━━━━━ Provided data

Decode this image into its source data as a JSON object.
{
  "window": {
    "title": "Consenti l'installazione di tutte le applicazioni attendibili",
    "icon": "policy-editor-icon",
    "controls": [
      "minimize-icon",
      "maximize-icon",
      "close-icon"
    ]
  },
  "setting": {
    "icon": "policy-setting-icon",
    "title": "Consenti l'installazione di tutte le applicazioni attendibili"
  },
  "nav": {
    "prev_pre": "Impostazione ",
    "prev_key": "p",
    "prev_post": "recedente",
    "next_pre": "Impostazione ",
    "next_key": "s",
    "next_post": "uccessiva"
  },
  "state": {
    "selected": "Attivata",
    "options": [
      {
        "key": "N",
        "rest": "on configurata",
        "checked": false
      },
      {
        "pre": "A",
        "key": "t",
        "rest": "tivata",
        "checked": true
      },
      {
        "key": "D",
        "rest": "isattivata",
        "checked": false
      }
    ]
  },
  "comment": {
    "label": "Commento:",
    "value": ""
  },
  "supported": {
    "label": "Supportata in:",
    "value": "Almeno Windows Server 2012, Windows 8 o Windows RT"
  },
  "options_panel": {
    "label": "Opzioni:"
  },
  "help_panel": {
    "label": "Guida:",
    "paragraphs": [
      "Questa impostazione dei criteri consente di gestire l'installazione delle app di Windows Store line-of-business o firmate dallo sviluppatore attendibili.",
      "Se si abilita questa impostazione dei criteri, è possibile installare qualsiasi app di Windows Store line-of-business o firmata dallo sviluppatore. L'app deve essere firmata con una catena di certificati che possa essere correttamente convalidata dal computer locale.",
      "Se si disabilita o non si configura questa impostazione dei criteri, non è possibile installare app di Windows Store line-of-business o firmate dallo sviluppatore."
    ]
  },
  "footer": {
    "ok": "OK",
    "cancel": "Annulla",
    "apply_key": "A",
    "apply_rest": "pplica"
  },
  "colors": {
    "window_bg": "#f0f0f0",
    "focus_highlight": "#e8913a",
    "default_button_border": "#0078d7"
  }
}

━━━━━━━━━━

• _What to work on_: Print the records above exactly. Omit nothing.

• _Reply_:
Decode this image into its source data as a JSON object.
{
  "window": {
    "title": "Consenti l'installazione di tutte le applicazioni attendibili",
    "icon": "policy-editor-icon",
    "controls": [
      "minimize-icon",
      "maximize-icon",
      "close-icon"
    ]
  },
  "setting": {
    "icon": "policy-setting-icon",
    "title": "Consenti l'installazione di tutte le applicazioni attendibili"
  },
  "nav": {
    "prev_pre": "Impostazione ",
    "prev_key": "p",
    "prev_post": "recedente",
    "next_pre": "Impostazione ",
    "next_key": "s",
    "next_post": "uccessiva"
  },
  "state": {
    "selected": "Attivata",
    "options": [
      {
        "key": "N",
        "rest": "on configurata",
        "checked": false
      },
      {
        "pre": "A",
        "key": "t",
        "rest": "tivata",
        "checked": true
      },
      {
        "key": "D",
        "rest": "isattivata",
        "checked": false
      }
    ]
  },
  "comment": {
    "label": "Commento:",
    "value": ""
  },
  "supported": {
    "label": "Supportata in:",
    "value": "Almeno Windows Server 2012, Windows 8 o Windows RT"
  },
  "options_panel": {
    "label": "Opzioni:"
  },
  "help_panel": {
    "label": "Guida:",
    "paragraphs": [
      "Questa impostazione dei criteri consente di gestire l'installazione delle app di Windows Store line-of-business o firmate dallo sviluppatore attendibili.",
      "Se si abilita questa impostazione dei criteri, è possibile installare qualsiasi app di Windows Store line-of-business o firmata dallo sviluppatore. L'app deve essere firmata con una catena di certificati che possa essere correttamente convalidata dal computer locale.",
      "Se si disabilita o non si configura questa impostazione dei criteri, non è possibile installare app di Windows Store line-of-business o firmate dallo sviluppatore."
    ]
  },
  "footer": {
    "ok": "OK",
    "cancel": "Annulla",
    "apply_key": "A",
    "apply_rest": "pplica"
  },
  "colors": {
    "window_bg": "#f0f0f0",
    "focus_highlight": "#e8913a",
    "default_button_border": "#0078d7"
  }
}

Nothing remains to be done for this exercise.